President Barack Obama has given what was supposed to be his final address to the U.N. General Assembly, and it was a defeatist doozy on the inadequacy of military power in the struggle against Islamist extremism in Syria and elsewhere.
By extension, since the U.S. is the world’s preeminent military power, that would mean our president essentially said we can’t win.
Noting the longstanding buildup of militant forces within Islam that have fueled the Islamic State group, Obama cast doubt on the viability of a military solution, The Daily Caller reported.
“If we are honest, we understand that no external power is going to be able to force different religious communities or ethnic communities to coexist for long,” Obama said.
The president said we must “be honest about the nature of these conflicts and our international community must continue to work with those who seek to build rather than to destroy.”
While he granted that this process would have a military component, he also referred to “a place like Syria, where there’s no ultimate military victory to be won.”
Obama recommended that we “pursue the hard work of diplomacy that aims to stop the violence and deliver aid to those in need and support those who pursue a political settlement and can see those who are not like themselves as worthy of dignity and respect.”
You can watch here; the relevant portion of the video begins at 29:30.
We could be forgiven for wondering how any of this is supposed to work if we are led by liberal politicians who are reluctant to admit the often-obvious link between violence and radical Islam and who are more likely to criticize Christians than jihadists.
We also wonder how any of this is supposed to work if we are led by liberal politicians who have so conspicuously failed to “see those who are not like themselves as worthy of dignity and respect.”

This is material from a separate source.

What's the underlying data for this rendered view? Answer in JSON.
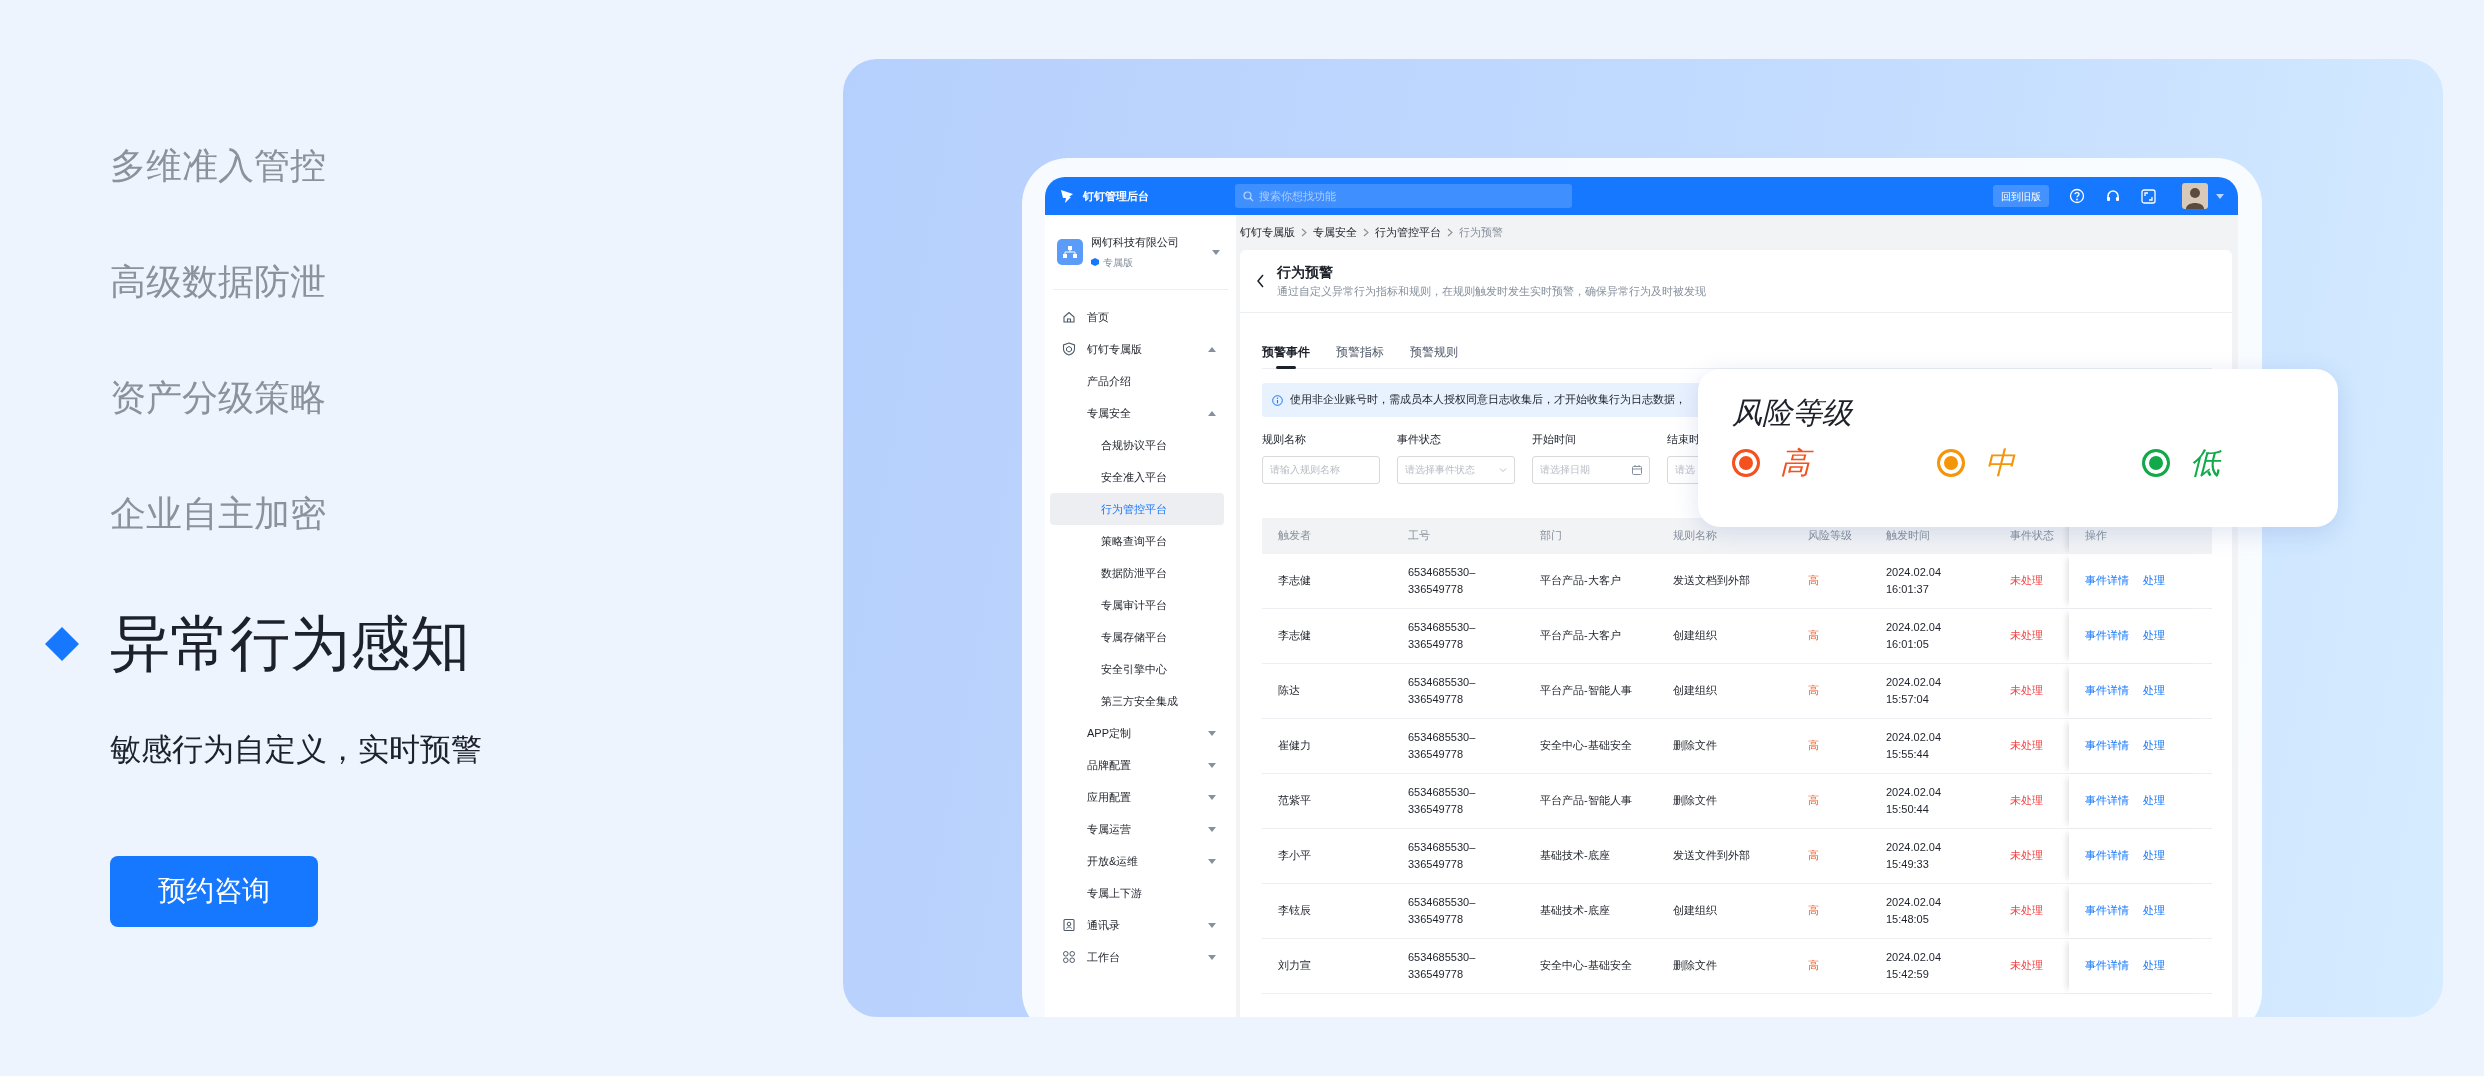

It’s not going to work as long we call the good guys deplorable and the bad guys a religion of peace.
Think about it between now and November. You’ll know what to do.
(via: Conservative Tribune)